Problem: Reproduce the entries in full. Exclude all images from the copy.

Input for this task:
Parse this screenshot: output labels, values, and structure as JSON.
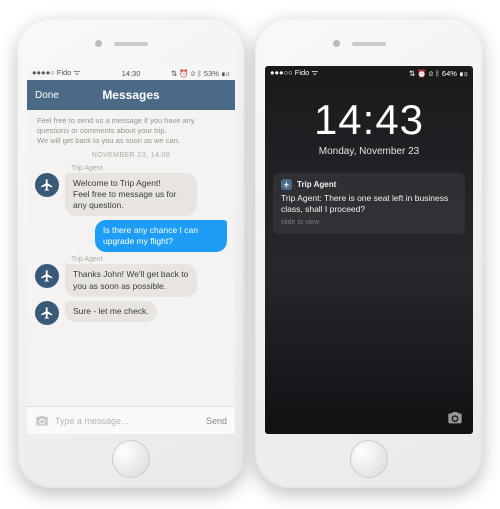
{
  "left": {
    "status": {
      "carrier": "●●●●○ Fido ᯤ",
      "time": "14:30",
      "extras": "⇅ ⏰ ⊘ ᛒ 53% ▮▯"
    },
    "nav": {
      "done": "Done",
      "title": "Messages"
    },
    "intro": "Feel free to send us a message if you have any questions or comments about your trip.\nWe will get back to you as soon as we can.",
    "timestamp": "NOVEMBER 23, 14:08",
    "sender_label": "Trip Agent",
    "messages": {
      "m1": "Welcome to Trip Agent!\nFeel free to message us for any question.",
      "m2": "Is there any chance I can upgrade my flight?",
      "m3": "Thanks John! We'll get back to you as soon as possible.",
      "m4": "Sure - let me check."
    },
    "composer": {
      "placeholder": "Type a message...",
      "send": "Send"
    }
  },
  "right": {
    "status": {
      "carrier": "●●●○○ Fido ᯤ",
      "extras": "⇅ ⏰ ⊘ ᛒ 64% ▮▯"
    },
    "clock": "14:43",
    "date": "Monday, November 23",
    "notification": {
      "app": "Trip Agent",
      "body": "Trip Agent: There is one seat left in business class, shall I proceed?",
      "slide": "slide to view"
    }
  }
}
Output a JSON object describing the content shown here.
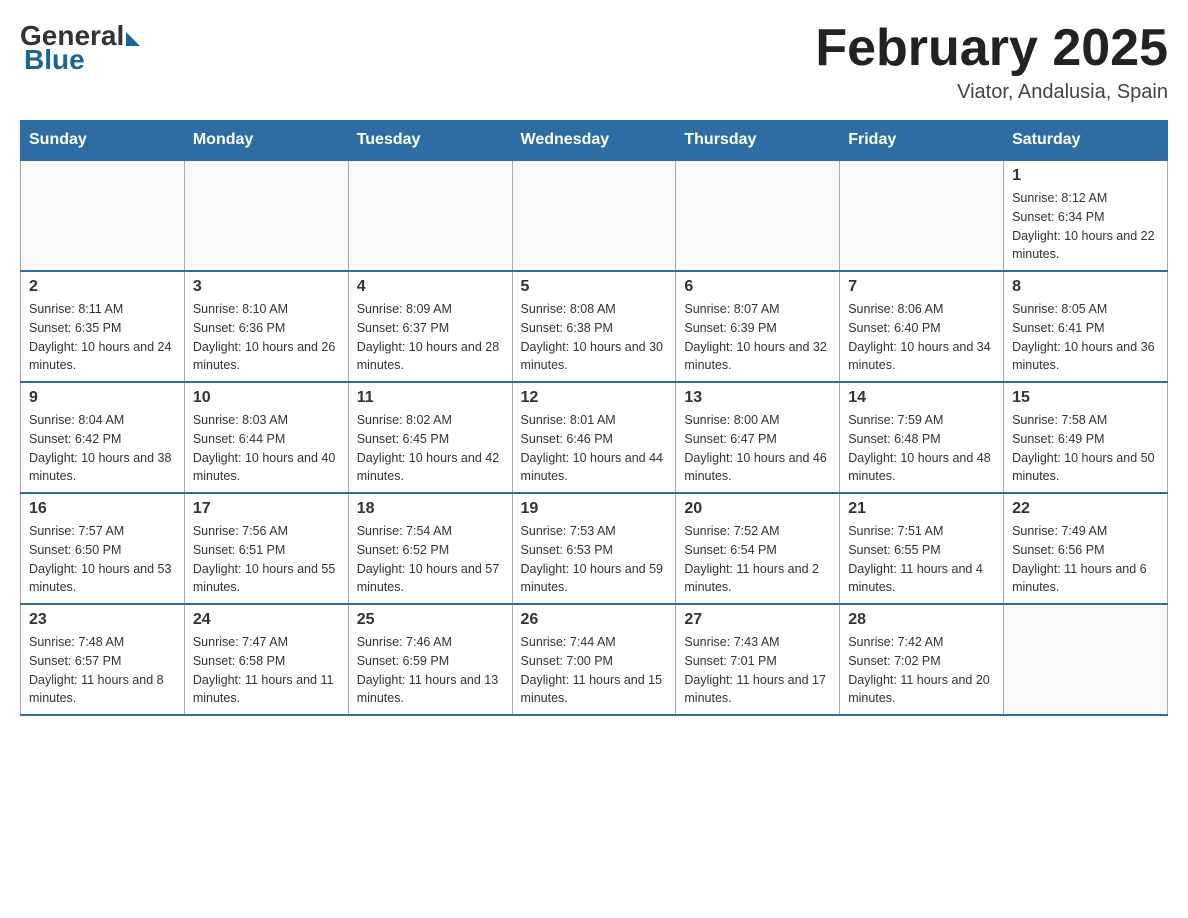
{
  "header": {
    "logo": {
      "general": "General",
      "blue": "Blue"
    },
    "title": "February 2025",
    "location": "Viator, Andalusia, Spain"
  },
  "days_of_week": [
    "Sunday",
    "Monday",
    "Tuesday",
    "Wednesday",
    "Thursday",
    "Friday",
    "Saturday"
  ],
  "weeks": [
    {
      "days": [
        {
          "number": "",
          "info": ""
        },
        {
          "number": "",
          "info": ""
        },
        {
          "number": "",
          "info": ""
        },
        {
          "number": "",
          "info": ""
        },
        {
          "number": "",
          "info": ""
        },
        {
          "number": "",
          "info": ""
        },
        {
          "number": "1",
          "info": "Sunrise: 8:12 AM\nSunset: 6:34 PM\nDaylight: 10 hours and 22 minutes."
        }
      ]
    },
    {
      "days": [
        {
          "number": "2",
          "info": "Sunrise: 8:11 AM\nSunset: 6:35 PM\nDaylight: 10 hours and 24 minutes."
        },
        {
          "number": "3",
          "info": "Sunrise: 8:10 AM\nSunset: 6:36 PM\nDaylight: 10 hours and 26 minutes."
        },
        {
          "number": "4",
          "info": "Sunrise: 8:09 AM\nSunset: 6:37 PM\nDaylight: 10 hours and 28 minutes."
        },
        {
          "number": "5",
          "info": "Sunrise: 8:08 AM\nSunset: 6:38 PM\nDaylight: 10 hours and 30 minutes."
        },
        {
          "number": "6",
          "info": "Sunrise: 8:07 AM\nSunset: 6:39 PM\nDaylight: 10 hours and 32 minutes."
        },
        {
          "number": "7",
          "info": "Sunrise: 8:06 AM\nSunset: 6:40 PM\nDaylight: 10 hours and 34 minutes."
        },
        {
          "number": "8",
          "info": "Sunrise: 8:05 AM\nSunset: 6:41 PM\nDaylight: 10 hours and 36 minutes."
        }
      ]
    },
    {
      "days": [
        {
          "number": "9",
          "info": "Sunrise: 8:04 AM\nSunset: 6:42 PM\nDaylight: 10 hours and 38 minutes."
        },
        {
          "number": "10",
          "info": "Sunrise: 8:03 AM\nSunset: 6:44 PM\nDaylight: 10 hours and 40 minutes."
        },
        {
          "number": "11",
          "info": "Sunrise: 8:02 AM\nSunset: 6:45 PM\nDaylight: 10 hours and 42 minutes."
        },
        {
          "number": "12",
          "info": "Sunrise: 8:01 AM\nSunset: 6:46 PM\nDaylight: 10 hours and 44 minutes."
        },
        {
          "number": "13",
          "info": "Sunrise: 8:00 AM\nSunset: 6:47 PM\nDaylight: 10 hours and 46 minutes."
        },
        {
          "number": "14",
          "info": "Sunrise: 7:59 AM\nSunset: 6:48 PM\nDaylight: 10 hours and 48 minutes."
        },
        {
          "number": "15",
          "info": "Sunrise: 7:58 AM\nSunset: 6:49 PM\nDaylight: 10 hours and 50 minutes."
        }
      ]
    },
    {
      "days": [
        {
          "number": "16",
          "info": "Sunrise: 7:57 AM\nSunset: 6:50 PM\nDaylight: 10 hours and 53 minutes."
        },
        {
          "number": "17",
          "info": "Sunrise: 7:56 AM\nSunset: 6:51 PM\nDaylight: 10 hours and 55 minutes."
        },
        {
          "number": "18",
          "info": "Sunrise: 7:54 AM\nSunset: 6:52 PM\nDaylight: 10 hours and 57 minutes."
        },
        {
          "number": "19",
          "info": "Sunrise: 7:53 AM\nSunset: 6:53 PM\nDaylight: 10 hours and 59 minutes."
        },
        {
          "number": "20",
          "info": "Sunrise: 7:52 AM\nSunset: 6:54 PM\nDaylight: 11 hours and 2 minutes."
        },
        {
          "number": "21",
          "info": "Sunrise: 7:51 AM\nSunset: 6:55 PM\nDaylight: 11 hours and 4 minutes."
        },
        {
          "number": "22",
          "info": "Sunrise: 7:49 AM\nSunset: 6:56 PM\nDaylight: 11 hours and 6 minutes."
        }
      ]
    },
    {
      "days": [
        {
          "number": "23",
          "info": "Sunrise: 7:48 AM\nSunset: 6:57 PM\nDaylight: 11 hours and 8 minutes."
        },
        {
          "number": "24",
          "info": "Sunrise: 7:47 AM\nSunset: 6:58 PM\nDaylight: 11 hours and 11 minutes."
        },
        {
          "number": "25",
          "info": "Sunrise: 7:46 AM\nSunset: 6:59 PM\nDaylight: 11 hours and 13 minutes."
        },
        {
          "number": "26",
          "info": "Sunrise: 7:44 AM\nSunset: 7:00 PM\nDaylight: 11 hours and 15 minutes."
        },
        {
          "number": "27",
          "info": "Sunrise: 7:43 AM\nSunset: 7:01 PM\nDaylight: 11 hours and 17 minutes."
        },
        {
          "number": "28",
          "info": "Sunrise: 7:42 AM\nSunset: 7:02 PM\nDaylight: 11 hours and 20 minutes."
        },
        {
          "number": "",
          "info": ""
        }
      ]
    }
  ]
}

Expected answer:
Parse this screenshot: output labels, values, and structure as JSON.
{
  "left": {
    "status": {
      "carrier": "●●●●○ Fido ᯤ",
      "time": "14:30",
      "extras": "⇅ ⏰ ⊘ ᛒ 53% ▮▯"
    },
    "nav": {
      "done": "Done",
      "title": "Messages"
    },
    "intro": "Feel free to send us a message if you have any questions or comments about your trip.\nWe will get back to you as soon as we can.",
    "timestamp": "NOVEMBER 23, 14:08",
    "sender_label": "Trip Agent",
    "messages": {
      "m1": "Welcome to Trip Agent!\nFeel free to message us for any question.",
      "m2": "Is there any chance I can upgrade my flight?",
      "m3": "Thanks John! We'll get back to you as soon as possible.",
      "m4": "Sure - let me check."
    },
    "composer": {
      "placeholder": "Type a message...",
      "send": "Send"
    }
  },
  "right": {
    "status": {
      "carrier": "●●●○○ Fido ᯤ",
      "extras": "⇅ ⏰ ⊘ ᛒ 64% ▮▯"
    },
    "clock": "14:43",
    "date": "Monday, November 23",
    "notification": {
      "app": "Trip Agent",
      "body": "Trip Agent: There is one seat left in business class, shall I proceed?",
      "slide": "slide to view"
    }
  }
}
Output a JSON object describing the content shown here.
{
  "header": {
    "logo": {
      "general": "General",
      "blue": "Blue"
    },
    "title": "February 2025",
    "location": "Viator, Andalusia, Spain"
  },
  "days_of_week": [
    "Sunday",
    "Monday",
    "Tuesday",
    "Wednesday",
    "Thursday",
    "Friday",
    "Saturday"
  ],
  "weeks": [
    {
      "days": [
        {
          "number": "",
          "info": ""
        },
        {
          "number": "",
          "info": ""
        },
        {
          "number": "",
          "info": ""
        },
        {
          "number": "",
          "info": ""
        },
        {
          "number": "",
          "info": ""
        },
        {
          "number": "",
          "info": ""
        },
        {
          "number": "1",
          "info": "Sunrise: 8:12 AM\nSunset: 6:34 PM\nDaylight: 10 hours and 22 minutes."
        }
      ]
    },
    {
      "days": [
        {
          "number": "2",
          "info": "Sunrise: 8:11 AM\nSunset: 6:35 PM\nDaylight: 10 hours and 24 minutes."
        },
        {
          "number": "3",
          "info": "Sunrise: 8:10 AM\nSunset: 6:36 PM\nDaylight: 10 hours and 26 minutes."
        },
        {
          "number": "4",
          "info": "Sunrise: 8:09 AM\nSunset: 6:37 PM\nDaylight: 10 hours and 28 minutes."
        },
        {
          "number": "5",
          "info": "Sunrise: 8:08 AM\nSunset: 6:38 PM\nDaylight: 10 hours and 30 minutes."
        },
        {
          "number": "6",
          "info": "Sunrise: 8:07 AM\nSunset: 6:39 PM\nDaylight: 10 hours and 32 minutes."
        },
        {
          "number": "7",
          "info": "Sunrise: 8:06 AM\nSunset: 6:40 PM\nDaylight: 10 hours and 34 minutes."
        },
        {
          "number": "8",
          "info": "Sunrise: 8:05 AM\nSunset: 6:41 PM\nDaylight: 10 hours and 36 minutes."
        }
      ]
    },
    {
      "days": [
        {
          "number": "9",
          "info": "Sunrise: 8:04 AM\nSunset: 6:42 PM\nDaylight: 10 hours and 38 minutes."
        },
        {
          "number": "10",
          "info": "Sunrise: 8:03 AM\nSunset: 6:44 PM\nDaylight: 10 hours and 40 minutes."
        },
        {
          "number": "11",
          "info": "Sunrise: 8:02 AM\nSunset: 6:45 PM\nDaylight: 10 hours and 42 minutes."
        },
        {
          "number": "12",
          "info": "Sunrise: 8:01 AM\nSunset: 6:46 PM\nDaylight: 10 hours and 44 minutes."
        },
        {
          "number": "13",
          "info": "Sunrise: 8:00 AM\nSunset: 6:47 PM\nDaylight: 10 hours and 46 minutes."
        },
        {
          "number": "14",
          "info": "Sunrise: 7:59 AM\nSunset: 6:48 PM\nDaylight: 10 hours and 48 minutes."
        },
        {
          "number": "15",
          "info": "Sunrise: 7:58 AM\nSunset: 6:49 PM\nDaylight: 10 hours and 50 minutes."
        }
      ]
    },
    {
      "days": [
        {
          "number": "16",
          "info": "Sunrise: 7:57 AM\nSunset: 6:50 PM\nDaylight: 10 hours and 53 minutes."
        },
        {
          "number": "17",
          "info": "Sunrise: 7:56 AM\nSunset: 6:51 PM\nDaylight: 10 hours and 55 minutes."
        },
        {
          "number": "18",
          "info": "Sunrise: 7:54 AM\nSunset: 6:52 PM\nDaylight: 10 hours and 57 minutes."
        },
        {
          "number": "19",
          "info": "Sunrise: 7:53 AM\nSunset: 6:53 PM\nDaylight: 10 hours and 59 minutes."
        },
        {
          "number": "20",
          "info": "Sunrise: 7:52 AM\nSunset: 6:54 PM\nDaylight: 11 hours and 2 minutes."
        },
        {
          "number": "21",
          "info": "Sunrise: 7:51 AM\nSunset: 6:55 PM\nDaylight: 11 hours and 4 minutes."
        },
        {
          "number": "22",
          "info": "Sunrise: 7:49 AM\nSunset: 6:56 PM\nDaylight: 11 hours and 6 minutes."
        }
      ]
    },
    {
      "days": [
        {
          "number": "23",
          "info": "Sunrise: 7:48 AM\nSunset: 6:57 PM\nDaylight: 11 hours and 8 minutes."
        },
        {
          "number": "24",
          "info": "Sunrise: 7:47 AM\nSunset: 6:58 PM\nDaylight: 11 hours and 11 minutes."
        },
        {
          "number": "25",
          "info": "Sunrise: 7:46 AM\nSunset: 6:59 PM\nDaylight: 11 hours and 13 minutes."
        },
        {
          "number": "26",
          "info": "Sunrise: 7:44 AM\nSunset: 7:00 PM\nDaylight: 11 hours and 15 minutes."
        },
        {
          "number": "27",
          "info": "Sunrise: 7:43 AM\nSunset: 7:01 PM\nDaylight: 11 hours and 17 minutes."
        },
        {
          "number": "28",
          "info": "Sunrise: 7:42 AM\nSunset: 7:02 PM\nDaylight: 11 hours and 20 minutes."
        },
        {
          "number": "",
          "info": ""
        }
      ]
    }
  ]
}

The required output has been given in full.